And Javier wants to be there. Once, when he missed the bus from Sam Houston to the CTC, he walked to the CTC because he didn’t want to miss the class.
Blaine P., a senior from Arlington High School who plans to work as a phlebotomist while in college, explained that students, led by Ingram, all support each other and will even stop class if someone is going through something difficult and needs some extra support.
“It’s kind of a natural thing to cry in this class,” she said.
The family atmosphere, support and mutual respect that exists inside the classroom has a purpose beyond making the students feel welcome. Ingram teaches his students to treat patients the same way.
“I got really lucky having Mr. Ingram,” said William C., a junior from Arlington High School. “This course isn’t just about phlebotomy, it’s more about life. He’s taught me compassion, empathy and respect.”
Ingram preaches those values, in his words and in the way he treats students, and implores his students to treat their patients – and others – that way.
“You have to have a heart for your patients,” said Allison, a student from Martin High School.
“He tells us we’re there to be a ray of sunshine for our patients,” Blaine added.
Ingram, a nurse for 30 years before starting his teaching career at the CTC in 2017, admits he was not always that ray of sunshine. It was a lesson he didn’t learn until many years into his career.
That lesson transformed his outlook and changed his career path.
Now he is that ray of sunshine for his students, preparing them not just for a career, but for a life that touches others.
Just as Drew’s medical research saved lives for generations to come, Ingram’s work in the classroom is preparing students to change lives by treating their future patients – and everyone around them – with compassion, empathy and respect.

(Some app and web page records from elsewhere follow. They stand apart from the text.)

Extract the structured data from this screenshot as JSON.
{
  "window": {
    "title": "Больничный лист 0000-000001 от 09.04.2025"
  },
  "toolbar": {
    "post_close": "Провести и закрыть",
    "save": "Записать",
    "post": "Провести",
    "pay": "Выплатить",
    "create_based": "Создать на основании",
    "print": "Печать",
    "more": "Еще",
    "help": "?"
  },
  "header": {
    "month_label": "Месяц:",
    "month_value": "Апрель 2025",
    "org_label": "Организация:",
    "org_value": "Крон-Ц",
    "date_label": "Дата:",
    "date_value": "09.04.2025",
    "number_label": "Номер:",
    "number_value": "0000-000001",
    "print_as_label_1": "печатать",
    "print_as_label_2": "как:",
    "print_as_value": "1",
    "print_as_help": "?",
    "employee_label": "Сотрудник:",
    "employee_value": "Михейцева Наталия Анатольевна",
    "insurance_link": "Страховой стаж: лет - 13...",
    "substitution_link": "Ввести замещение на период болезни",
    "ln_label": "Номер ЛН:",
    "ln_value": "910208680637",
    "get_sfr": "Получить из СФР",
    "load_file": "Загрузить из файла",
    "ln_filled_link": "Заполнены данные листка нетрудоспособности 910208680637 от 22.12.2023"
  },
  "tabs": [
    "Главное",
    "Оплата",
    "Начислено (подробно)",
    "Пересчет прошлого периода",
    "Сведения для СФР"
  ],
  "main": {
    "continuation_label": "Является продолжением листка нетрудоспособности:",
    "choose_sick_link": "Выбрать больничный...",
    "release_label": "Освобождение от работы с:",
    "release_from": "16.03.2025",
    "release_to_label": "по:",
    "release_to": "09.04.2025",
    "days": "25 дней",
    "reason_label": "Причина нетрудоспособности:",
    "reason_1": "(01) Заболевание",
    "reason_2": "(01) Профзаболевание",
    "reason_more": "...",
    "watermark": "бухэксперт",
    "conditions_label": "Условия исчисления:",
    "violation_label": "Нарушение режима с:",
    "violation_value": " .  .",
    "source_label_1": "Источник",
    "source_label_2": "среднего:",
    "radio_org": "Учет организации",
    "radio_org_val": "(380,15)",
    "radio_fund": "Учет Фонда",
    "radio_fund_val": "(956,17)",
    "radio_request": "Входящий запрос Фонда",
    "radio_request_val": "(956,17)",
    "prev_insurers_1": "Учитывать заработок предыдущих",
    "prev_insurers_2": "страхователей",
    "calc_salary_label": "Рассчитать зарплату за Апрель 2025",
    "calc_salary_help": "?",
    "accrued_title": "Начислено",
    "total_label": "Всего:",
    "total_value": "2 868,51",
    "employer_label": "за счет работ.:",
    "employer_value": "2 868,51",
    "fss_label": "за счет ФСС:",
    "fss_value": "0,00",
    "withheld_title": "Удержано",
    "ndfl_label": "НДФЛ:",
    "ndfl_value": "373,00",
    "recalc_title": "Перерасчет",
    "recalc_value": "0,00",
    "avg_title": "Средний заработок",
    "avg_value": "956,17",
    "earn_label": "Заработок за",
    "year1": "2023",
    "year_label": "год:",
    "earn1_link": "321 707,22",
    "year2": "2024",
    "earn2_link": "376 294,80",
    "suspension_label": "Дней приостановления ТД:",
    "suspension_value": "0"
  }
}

“Whether they become physicians, nurses, technicians or assistants,” Ingram said, “after I’m long gone – they are the legacy which I have left behind to change a world lacking what is sorely needed: grace and love.”